CAR-T cell therapy meets CRISPR. See the results from the first US trial of gene editing in patients with advanced cancer, just published by Carl June and colleagues in Science, together with a perspective by Jennifer Hamilton and Jennifer Doudna and a piece of news by Jennifer Couzin-Frankel. We still don’t know if edited T cells are effective against cancer, but this Phase 1 clinical trial suggests the approach is safe and feasible.
RNA editing takes off. Take a look at the news feature by Sara Reardon in Nature. It’s a four pages introduction to ADAR, an alternative to CRISPR for flexible, reversible therapies.
Doudna meets GSK: University of California CRISPR researchers form drug discovery alliance with pharma giant (source Science)
From transposons to gene therapy: Hijack of CRISPR defences by selfish genes holds clinical promise, according to Fyodor Urnov (Nature News&Views)
Disaster waiting to happen: Russian biologist plans more CRISPR-edited babies (Nature’s editorial and news)
Where is Jennifer Doudna? This is the first thought most journalists had – me included – when reading the list of signatories to the call for the moratorium on heritable genome editing just published by Nature.

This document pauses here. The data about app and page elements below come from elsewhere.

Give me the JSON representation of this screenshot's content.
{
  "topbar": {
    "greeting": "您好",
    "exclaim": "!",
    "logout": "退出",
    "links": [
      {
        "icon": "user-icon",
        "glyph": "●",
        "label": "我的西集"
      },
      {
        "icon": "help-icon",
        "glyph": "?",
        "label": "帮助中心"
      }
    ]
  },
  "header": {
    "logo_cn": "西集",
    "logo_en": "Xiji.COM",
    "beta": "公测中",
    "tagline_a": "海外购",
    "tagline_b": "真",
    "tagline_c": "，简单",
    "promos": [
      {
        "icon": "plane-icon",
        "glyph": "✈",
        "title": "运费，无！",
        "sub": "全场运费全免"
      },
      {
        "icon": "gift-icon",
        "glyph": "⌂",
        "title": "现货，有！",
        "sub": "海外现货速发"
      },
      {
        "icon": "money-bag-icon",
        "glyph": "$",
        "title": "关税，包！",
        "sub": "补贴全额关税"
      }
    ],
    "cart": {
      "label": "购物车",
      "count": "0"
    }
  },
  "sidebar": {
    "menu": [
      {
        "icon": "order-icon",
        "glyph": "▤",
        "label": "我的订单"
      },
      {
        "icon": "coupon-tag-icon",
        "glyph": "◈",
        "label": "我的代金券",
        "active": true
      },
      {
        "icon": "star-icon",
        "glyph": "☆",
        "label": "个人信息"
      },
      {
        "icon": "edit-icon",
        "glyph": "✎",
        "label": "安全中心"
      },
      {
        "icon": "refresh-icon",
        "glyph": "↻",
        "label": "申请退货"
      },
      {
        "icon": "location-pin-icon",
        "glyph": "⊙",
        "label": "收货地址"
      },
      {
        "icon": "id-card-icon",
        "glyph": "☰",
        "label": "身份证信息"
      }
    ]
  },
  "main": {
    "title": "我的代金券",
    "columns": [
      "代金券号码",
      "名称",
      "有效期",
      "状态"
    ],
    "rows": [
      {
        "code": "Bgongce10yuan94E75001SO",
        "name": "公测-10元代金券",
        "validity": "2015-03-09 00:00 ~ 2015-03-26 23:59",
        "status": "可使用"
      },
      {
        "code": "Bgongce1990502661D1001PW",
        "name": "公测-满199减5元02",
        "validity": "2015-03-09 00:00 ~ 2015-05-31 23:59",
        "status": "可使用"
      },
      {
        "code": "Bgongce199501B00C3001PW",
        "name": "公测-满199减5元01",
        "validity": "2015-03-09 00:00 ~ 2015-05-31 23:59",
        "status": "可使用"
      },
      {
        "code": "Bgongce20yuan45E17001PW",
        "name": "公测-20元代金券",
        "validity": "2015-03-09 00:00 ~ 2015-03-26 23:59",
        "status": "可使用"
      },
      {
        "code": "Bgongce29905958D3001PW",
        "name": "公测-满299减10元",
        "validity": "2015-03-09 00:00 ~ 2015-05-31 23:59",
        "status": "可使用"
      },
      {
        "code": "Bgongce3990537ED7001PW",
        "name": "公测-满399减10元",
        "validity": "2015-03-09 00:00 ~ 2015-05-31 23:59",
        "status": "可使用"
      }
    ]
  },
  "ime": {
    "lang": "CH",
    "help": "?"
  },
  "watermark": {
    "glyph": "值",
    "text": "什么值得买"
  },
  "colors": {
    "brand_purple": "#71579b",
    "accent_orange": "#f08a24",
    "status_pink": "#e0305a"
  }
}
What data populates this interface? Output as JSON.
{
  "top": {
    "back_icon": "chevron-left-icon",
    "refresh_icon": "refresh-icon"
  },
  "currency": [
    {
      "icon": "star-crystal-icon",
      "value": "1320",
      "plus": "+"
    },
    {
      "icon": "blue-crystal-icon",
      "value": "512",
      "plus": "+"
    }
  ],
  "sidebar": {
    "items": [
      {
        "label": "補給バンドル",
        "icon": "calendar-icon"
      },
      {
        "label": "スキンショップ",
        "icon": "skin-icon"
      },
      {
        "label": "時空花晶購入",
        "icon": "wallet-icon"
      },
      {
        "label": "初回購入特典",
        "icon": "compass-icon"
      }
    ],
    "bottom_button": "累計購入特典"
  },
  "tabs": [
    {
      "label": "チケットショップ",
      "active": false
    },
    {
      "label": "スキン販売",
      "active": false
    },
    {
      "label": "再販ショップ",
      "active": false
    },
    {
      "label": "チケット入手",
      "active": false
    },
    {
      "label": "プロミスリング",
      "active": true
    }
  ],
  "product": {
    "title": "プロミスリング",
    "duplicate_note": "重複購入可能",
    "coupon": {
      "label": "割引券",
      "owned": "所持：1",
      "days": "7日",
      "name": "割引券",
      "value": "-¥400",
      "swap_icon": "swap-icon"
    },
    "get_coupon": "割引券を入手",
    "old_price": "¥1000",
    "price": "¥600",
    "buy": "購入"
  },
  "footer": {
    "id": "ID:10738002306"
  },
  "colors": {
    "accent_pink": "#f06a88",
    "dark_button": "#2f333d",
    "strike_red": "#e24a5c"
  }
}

The Boston team is well represented by Lander, Zhang and Liu (nobody would expect George Church to join that call). But the magnificent couple Doudna-Charpentier has conspicuously split up. Continue reading
Time will tell if it is going to become the preferred enzyme for genome editing or just another useful tool in the expanding CRISPR kit. But the future of CasX looks bright. It is much smaller than the nucleases that have provided a foundation for this technology. Being fewer than a thousand amino acids, it offers clear advantages for delivery in comparison with Cas9, that is over 1,300 Aa. Continue reading
The battle for survival between bacteria and bacteriophages can be framed according to the Red Queen hypothesis. To avoid extinction bacteria must evolve new mechanisms of resistance, such as CRISPR immunity. Viruses, in turn, must evolve countermeasures to inactivate these resistance mechanisms, such as anti-CRISPR proteins. These natural inhibitors may well become biotech tools useful to keep genome-editing in check and are a minefield waiting to be explored. Jennifer Doudna and Joseph Bondy-Denomy used bioinformatics to find some of them, and have just published their findings in Science. Paraphrasing Dobzhansky’s famous dictum, nothing in biotechnology makes sense except in the light of evolution.